To the editors:

Dan Cohen’s article, “Our Gang,” in the Reader, March 4th, is not complete or accurate in regard to statements attributed to or about me. Cohen, a student at the time, and his professor contacted me July 22, 1986–20 months ago. He never checked statements with me.

His reference to my comments about Philadelphia CIN are incomplete. While definition change or reporting procedures on gangs did occur, the evidence is strong that gang problems have nevertheless substantially declined and Philadelphia CIN, community groups and agencies may have had significant responsibility for it. We are not sure.

Cohen also states that I criticized Roberto Rivera for “not hiring active gang members.” I never advocated or suggested this to Rivera or anyone else. I am against this practice. Cohen’s statement is false.

Thank you for publishing these corrections to your article.

Irving Spergel

Professor, University of Chicago

Dan Cohen replies:

Dr. Spergel’s criticism that I failed to check his statements is accurate, I’m afraid. However, all of the statements quoted in the article were tape-recorded, and all of his paraphrased statements were corroborated on tape.

Still, 20 months is a long time to go without checking with someone, and I feel obliged to address his concern. Dr. Spergel’s quotations might have seen the light of day a great deal sooner, but the Reader asked me to rewrite the article several times and sometimes let it languish for months between rewrites. Each of these rewrites forced me to reinterview my sources in the program itself. If I did not get back to Dr. Spergel, it was because most of his points were still accurate as far as I could tell from interviewing the CIN staff.

What’s more, none of his criticisms of the article is purely factual. His point about Philadelphia’s CIN being a qualified success is well-taken; yet he does not dispute the article’s major point that Philadelphia, by redefining its gang problem during the first year of its program, has made it difficult to gauge the program’s success.

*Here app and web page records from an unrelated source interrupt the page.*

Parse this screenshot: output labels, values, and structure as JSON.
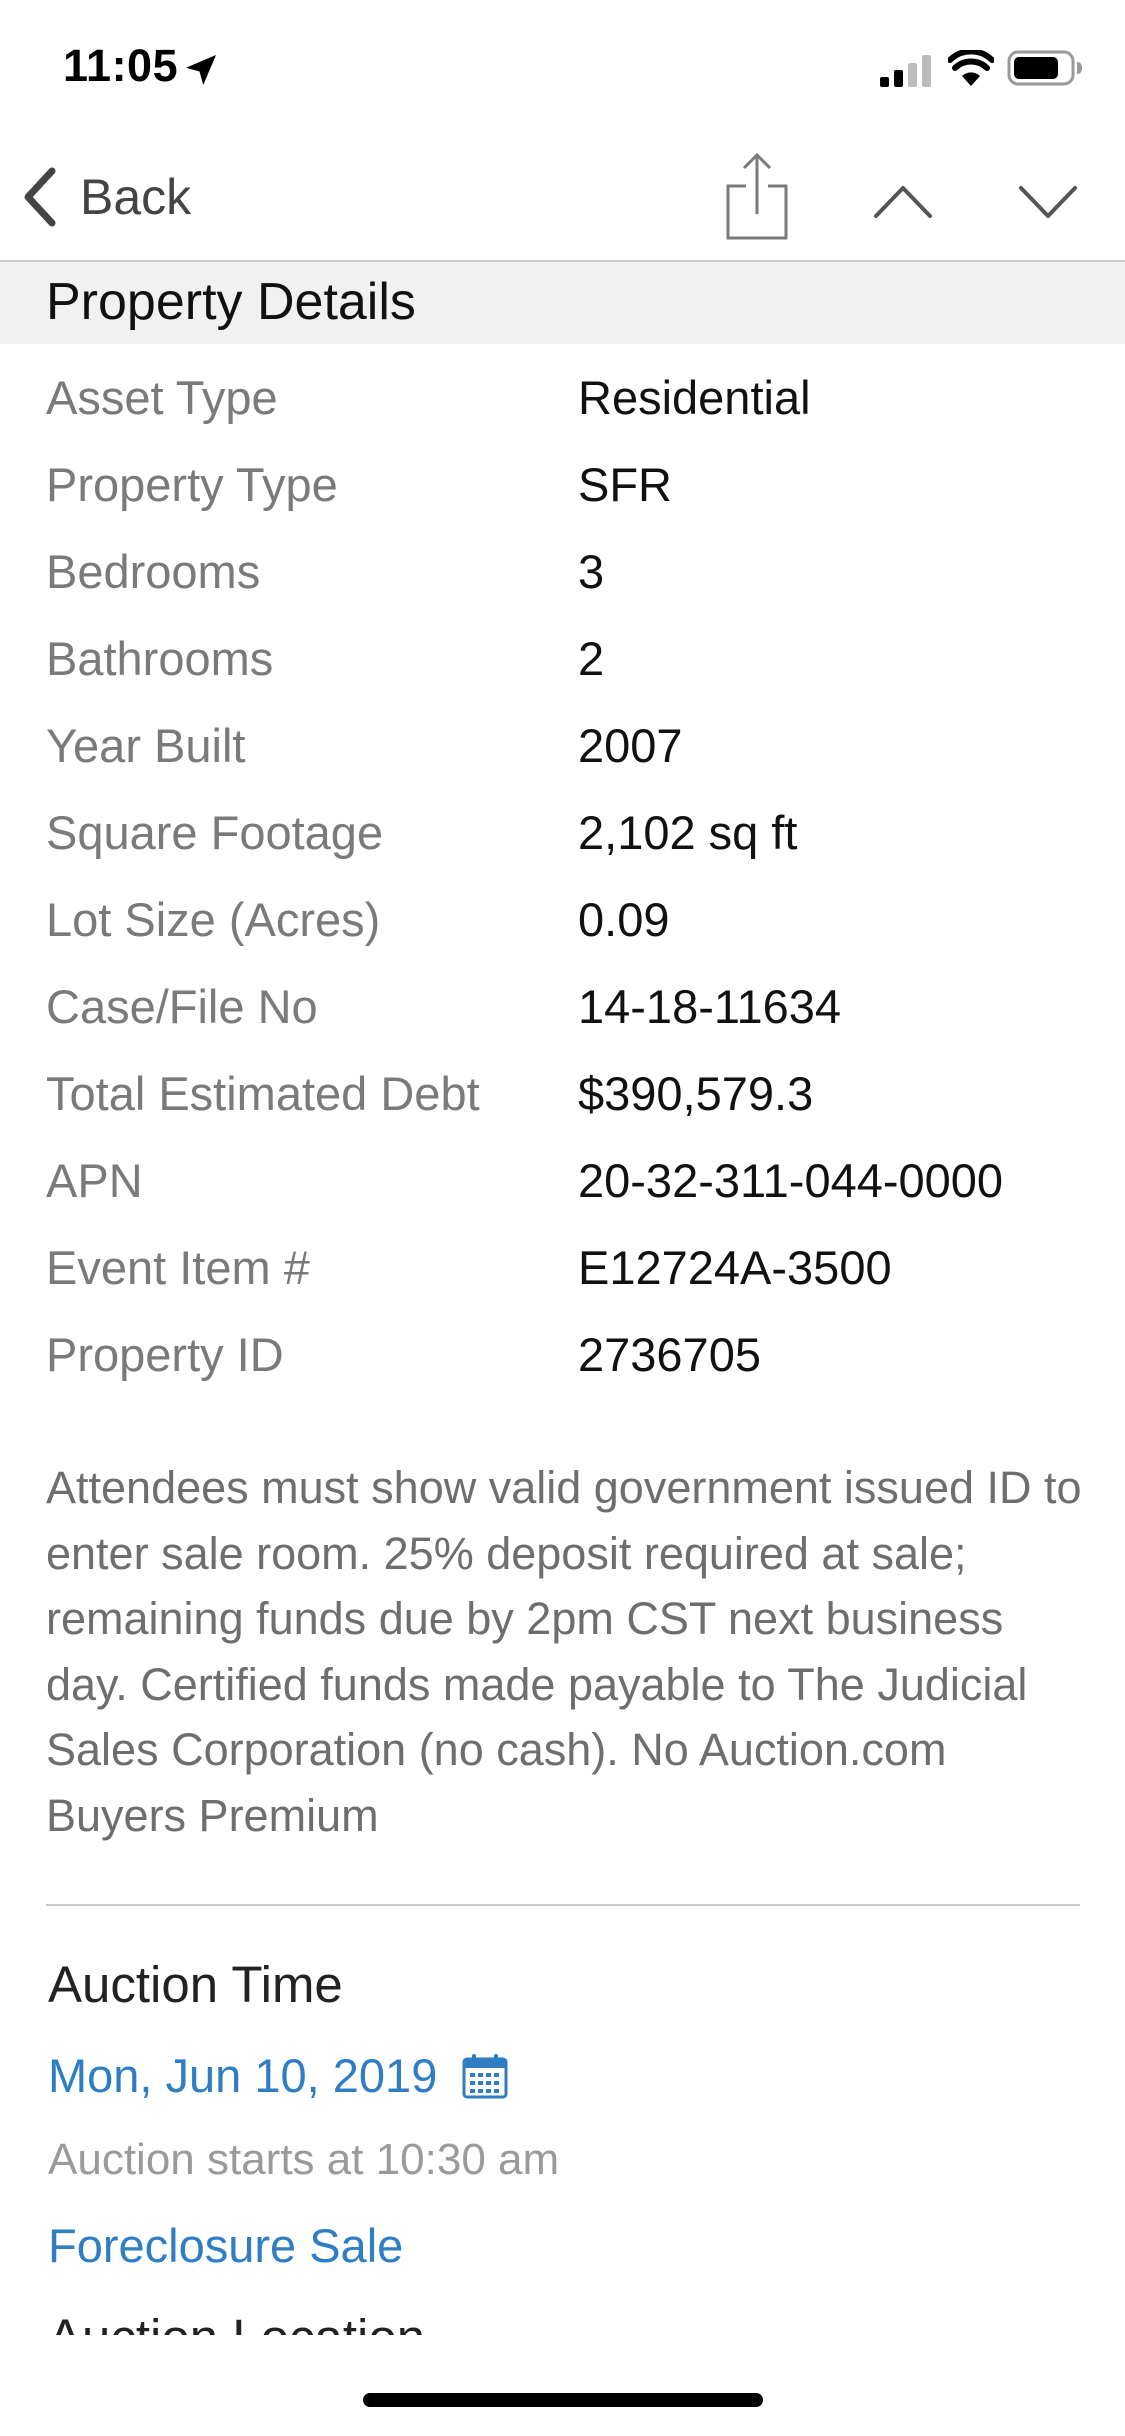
{
  "status_bar": {
    "time": "11:05"
  },
  "nav": {
    "back_label": "Back"
  },
  "property_details": {
    "title": "Property Details",
    "rows": [
      {
        "label": "Asset Type",
        "value": "Residential"
      },
      {
        "label": "Property Type",
        "value": "SFR"
      },
      {
        "label": "Bedrooms",
        "value": "3"
      },
      {
        "label": "Bathrooms",
        "value": "2"
      },
      {
        "label": "Year Built",
        "value": "2007"
      },
      {
        "label": "Square Footage",
        "value": "2,102 sq ft"
      },
      {
        "label": "Lot Size (Acres)",
        "value": "0.09"
      },
      {
        "label": "Case/File No",
        "value": "14-18-11634"
      },
      {
        "label": "Total Estimated Debt",
        "value": "$390,579.3"
      },
      {
        "label": "APN",
        "value": "20-32-311-044-0000"
      },
      {
        "label": "Event Item #",
        "value": "E12724A-3500"
      },
      {
        "label": "Property ID",
        "value": "2736705"
      }
    ],
    "disclaimer": "Attendees must show valid government issued ID to enter sale room. 25% deposit required at sale; remaining funds due by 2pm CST next business day. Certified funds made payable to The Judicial Sales Corporation (no cash). No Auction.com Buyers Premium"
  },
  "auction": {
    "time_title": "Auction Time",
    "date": "Mon, Jun 10, 2019",
    "starts": "Auction starts at 10:30 am",
    "sale_type": "Foreclosure Sale",
    "location_title": "Auction Location"
  },
  "colors": {
    "link_blue": "#2f7ec4",
    "label_gray": "#7a7a7a",
    "header_bg": "#f1f1f1"
  },
  "icons": {
    "location": "location-arrow-icon",
    "signal": "cellular-signal-icon",
    "wifi": "wifi-icon",
    "battery": "battery-icon",
    "back": "chevron-left-icon",
    "share": "share-icon",
    "previous": "chevron-up-icon",
    "next": "chevron-down-icon",
    "calendar": "calendar-icon"
  }
}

Nor is his contention that he never criticized Rivera for “not hiring active gang members” a clear-cut case of factual error. I did not mean to imply that Spergel wanted Rivera to hire gang members who were still involved in shooting their rivals. However, he did tell me he’d like to see CIN use “the older kids who were trying to get out of the gang.” These people could certainly be considered “active” gang members. Moreover, I was basing my statement on what Rivera told me, not merely what I’d heard from Dr. Spergel.

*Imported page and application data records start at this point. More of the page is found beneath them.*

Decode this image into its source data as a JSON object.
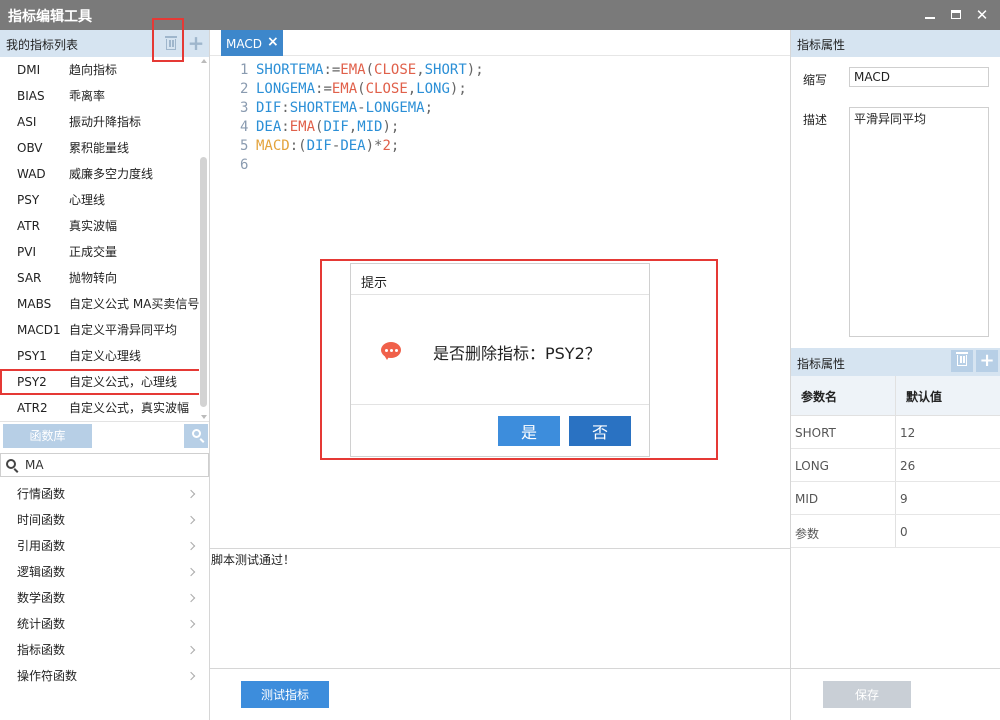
{
  "window": {
    "title": "指标编辑工具"
  },
  "left": {
    "header": "我的指标列表",
    "indicators": [
      {
        "code": "DMI",
        "name": "趋向指标"
      },
      {
        "code": "BIAS",
        "name": "乖离率"
      },
      {
        "code": "ASI",
        "name": "振动升降指标"
      },
      {
        "code": "OBV",
        "name": "累积能量线"
      },
      {
        "code": "WAD",
        "name": "威廉多空力度线"
      },
      {
        "code": "PSY",
        "name": "心理线"
      },
      {
        "code": "ATR",
        "name": "真实波幅"
      },
      {
        "code": "PVI",
        "name": "正成交量"
      },
      {
        "code": "SAR",
        "name": "抛物转向"
      },
      {
        "code": "MABS",
        "name": "自定义公式 MA买卖信号"
      },
      {
        "code": "MACD1",
        "name": "自定义平滑异同平均"
      },
      {
        "code": "PSY1",
        "name": "自定义心理线"
      },
      {
        "code": "PSY2",
        "name": "自定义公式，心理线"
      },
      {
        "code": "ATR2",
        "name": "自定义公式，真实波幅"
      }
    ],
    "func_lib_label": "函数库",
    "search_value": "MA",
    "categories": [
      "行情函数",
      "时间函数",
      "引用函数",
      "逻辑函数",
      "数学函数",
      "统计函数",
      "指标函数",
      "操作符函数"
    ]
  },
  "editor": {
    "tab_label": "MACD",
    "line_numbers": [
      "1",
      "2",
      "3",
      "4",
      "5",
      "6"
    ],
    "console_message": "脚本测试通过！",
    "test_button": "测试指标"
  },
  "right": {
    "header": "指标属性",
    "abbr_label": "缩写",
    "abbr_value": "MACD",
    "desc_label": "描述",
    "desc_value": "平滑异同平均",
    "params_header": "指标属性",
    "param_col_name": "参数名",
    "param_col_default": "默认值",
    "params": [
      {
        "name": "SHORT",
        "value": "12"
      },
      {
        "name": "LONG",
        "value": "26"
      },
      {
        "name": "MID",
        "value": "9"
      },
      {
        "name": "参数",
        "value": "0"
      }
    ],
    "save_button": "保存"
  },
  "dialog": {
    "title": "提示",
    "message": "是否删除指标：PSY2？",
    "yes": "是",
    "no": "否"
  },
  "colors": {
    "accent": "#3d8ddc",
    "header_bg": "#d6e4f1",
    "highlight_border": "#e53935"
  }
}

In conclusion, I’d like to thank Dr. Spergel for helping to clarify some points in the article.